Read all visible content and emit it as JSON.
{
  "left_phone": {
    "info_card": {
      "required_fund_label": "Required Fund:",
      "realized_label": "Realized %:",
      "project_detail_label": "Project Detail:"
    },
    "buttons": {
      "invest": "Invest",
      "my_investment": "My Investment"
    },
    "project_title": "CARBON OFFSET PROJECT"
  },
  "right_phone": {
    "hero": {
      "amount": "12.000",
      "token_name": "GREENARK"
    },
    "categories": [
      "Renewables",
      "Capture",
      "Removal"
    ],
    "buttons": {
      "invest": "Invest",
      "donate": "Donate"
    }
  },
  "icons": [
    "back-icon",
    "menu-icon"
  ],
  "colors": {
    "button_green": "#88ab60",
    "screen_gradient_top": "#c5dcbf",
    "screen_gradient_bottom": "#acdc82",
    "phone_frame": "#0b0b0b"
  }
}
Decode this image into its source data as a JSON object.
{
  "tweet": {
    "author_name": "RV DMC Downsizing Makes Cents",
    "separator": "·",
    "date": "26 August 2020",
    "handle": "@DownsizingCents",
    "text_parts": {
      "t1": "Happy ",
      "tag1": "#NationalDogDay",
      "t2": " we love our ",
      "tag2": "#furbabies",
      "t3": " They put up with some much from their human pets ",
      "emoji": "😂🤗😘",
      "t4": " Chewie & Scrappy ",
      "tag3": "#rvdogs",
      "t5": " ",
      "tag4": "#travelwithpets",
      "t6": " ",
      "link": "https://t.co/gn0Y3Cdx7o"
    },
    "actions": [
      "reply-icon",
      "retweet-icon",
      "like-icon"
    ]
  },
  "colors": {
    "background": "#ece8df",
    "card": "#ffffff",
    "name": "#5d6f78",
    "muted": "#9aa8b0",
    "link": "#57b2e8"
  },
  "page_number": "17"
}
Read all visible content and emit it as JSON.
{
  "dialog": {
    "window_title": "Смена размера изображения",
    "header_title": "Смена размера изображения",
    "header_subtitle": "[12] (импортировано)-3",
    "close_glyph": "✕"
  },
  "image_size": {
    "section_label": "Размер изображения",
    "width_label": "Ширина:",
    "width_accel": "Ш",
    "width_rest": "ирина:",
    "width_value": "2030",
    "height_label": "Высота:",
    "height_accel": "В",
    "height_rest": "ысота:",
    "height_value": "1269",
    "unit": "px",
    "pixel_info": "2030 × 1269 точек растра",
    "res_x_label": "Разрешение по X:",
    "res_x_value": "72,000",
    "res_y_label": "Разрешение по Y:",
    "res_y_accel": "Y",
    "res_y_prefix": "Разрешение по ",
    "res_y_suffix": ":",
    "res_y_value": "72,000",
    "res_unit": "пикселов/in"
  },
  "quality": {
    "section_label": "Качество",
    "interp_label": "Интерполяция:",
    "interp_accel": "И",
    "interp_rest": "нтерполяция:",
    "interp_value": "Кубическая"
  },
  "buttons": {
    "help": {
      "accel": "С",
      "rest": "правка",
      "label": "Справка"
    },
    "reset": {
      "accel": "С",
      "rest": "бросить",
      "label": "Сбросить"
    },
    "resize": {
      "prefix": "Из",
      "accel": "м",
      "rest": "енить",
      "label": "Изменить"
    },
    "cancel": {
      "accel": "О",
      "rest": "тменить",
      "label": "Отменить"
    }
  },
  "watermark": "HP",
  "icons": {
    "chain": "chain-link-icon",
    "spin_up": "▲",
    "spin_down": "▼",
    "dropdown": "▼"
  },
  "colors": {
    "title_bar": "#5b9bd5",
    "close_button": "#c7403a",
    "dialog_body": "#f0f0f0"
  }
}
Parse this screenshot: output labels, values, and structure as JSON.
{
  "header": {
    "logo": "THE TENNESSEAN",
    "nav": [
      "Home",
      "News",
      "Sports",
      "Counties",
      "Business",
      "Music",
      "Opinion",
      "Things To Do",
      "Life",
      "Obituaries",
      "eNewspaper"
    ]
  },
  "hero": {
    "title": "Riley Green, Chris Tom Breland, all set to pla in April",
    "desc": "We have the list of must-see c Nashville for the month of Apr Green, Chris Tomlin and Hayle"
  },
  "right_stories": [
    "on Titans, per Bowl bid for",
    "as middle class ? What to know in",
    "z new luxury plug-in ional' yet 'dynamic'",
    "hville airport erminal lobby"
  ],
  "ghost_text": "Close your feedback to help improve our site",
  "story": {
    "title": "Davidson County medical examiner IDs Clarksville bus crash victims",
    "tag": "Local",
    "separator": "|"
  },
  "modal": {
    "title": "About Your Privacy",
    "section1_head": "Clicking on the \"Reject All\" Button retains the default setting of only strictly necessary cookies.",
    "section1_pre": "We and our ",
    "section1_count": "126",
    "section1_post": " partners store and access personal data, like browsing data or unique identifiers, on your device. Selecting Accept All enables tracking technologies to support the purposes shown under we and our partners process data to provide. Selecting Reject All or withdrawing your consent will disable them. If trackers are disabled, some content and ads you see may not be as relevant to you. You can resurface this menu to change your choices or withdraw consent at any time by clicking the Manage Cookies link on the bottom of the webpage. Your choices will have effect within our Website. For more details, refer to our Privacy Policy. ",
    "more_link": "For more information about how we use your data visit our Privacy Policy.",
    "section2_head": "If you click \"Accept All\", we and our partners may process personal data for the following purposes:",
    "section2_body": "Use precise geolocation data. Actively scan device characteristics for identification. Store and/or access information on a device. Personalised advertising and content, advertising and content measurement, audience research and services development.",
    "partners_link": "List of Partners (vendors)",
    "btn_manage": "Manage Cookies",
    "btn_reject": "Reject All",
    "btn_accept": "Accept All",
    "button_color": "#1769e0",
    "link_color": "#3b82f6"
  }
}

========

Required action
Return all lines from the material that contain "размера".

Written solution
    "window_title": "Смена размера изображения",
    "header_title": "Смена размера изображения",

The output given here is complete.